The tribe originally inhabited the lands of Clancann, and also became Lords of Clanbrasil after they dispossessed the O'Garvey's of their land around the time of Richard de Clare's Anglo-Norman invasion of Ireland.[3] Their territory lay to the south of Lough Neagh in modern-day County Armagh and County Tyrone, flanked by the River Bann and River Blackwater. They were a branch of the Cenel Eoghain, the large group of Northern Uí Néill septs claiming descent from King Eógan mac Néill, the son of the High King Niall of the Nine Hostages.

The first written record of the family name is shown to be that of Amhlaoibh Mac Cana, Lord of Clanbrasil and is mentioned in the Annals of the Four Masters during the reign of Tairrdelbach Ua Conchobair. He was praised for his chivalry, his vigour, and his strong drink he made from apples in his orchard. The clan are also stated as having had a castle at Portadown in County Armagh. The last recorded Chief of the name, Donall MaCanna, was still known as Lord of Clanbrasil as late as 1598, when he apparently supported the uprising led by Hugh O'Neill, Earl of Tyrone. O'Neill was successful for nearly nine years, but he was finally defeated at Battle of Kinsale in 1602. Most of his supporters were dispossessed and driven from their homelands and this would seem to include the Mac Cana clan.

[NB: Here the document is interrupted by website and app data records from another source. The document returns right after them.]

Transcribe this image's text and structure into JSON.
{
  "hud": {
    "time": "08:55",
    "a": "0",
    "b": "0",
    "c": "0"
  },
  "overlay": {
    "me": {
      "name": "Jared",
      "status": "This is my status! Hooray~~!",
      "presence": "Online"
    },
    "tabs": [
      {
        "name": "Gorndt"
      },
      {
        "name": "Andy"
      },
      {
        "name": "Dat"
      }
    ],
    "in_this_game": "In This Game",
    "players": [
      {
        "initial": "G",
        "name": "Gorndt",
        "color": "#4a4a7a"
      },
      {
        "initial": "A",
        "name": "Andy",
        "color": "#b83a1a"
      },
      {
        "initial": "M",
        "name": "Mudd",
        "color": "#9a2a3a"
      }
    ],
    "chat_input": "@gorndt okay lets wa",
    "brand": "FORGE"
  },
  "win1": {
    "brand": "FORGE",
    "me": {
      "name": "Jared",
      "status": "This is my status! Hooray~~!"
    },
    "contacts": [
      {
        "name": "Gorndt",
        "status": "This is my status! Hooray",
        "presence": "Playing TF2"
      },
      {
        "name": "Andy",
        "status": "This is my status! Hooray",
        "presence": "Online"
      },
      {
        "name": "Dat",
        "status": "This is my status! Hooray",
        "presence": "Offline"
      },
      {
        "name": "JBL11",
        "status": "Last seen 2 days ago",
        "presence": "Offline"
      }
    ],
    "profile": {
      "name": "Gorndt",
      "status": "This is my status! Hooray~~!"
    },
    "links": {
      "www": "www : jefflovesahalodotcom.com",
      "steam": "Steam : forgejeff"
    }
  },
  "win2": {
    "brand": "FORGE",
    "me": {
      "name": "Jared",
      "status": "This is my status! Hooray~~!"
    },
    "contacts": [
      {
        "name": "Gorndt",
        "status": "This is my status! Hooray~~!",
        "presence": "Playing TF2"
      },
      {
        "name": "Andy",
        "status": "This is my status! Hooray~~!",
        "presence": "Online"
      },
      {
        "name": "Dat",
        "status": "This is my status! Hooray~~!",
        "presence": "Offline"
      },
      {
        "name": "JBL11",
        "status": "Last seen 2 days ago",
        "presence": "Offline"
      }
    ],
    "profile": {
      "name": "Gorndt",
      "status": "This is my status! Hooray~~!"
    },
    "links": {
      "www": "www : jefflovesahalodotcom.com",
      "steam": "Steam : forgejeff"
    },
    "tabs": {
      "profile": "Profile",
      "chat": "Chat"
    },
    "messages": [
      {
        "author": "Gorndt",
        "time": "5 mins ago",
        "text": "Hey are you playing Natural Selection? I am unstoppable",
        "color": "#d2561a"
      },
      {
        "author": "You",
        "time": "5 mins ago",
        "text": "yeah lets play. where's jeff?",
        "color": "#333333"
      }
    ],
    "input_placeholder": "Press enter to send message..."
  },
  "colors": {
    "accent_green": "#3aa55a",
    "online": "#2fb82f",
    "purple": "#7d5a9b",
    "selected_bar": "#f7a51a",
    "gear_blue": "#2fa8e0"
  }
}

The name was then anglicized into various forms such as MacCana, McCann, McGann, MacCann, MacCan, Maccan (this part of the Maccans had connections with many European noble and royal families, such as the Maccan Romanoff or the Maccan of Villanova or Maccan de Gueldre), and became Canny and Canney upon Ulster migration to the south (Leinster and Munster). The title of Lord of Clanbrasil is still held by the family of McCann in the area of County Louth.[4]

The Mac Cana line features in John O'Hart's 19th century pseudo-historical book, Irish pedigrees. In this book, the McCann line along with other surname lines are taken right back to Adam and Eve.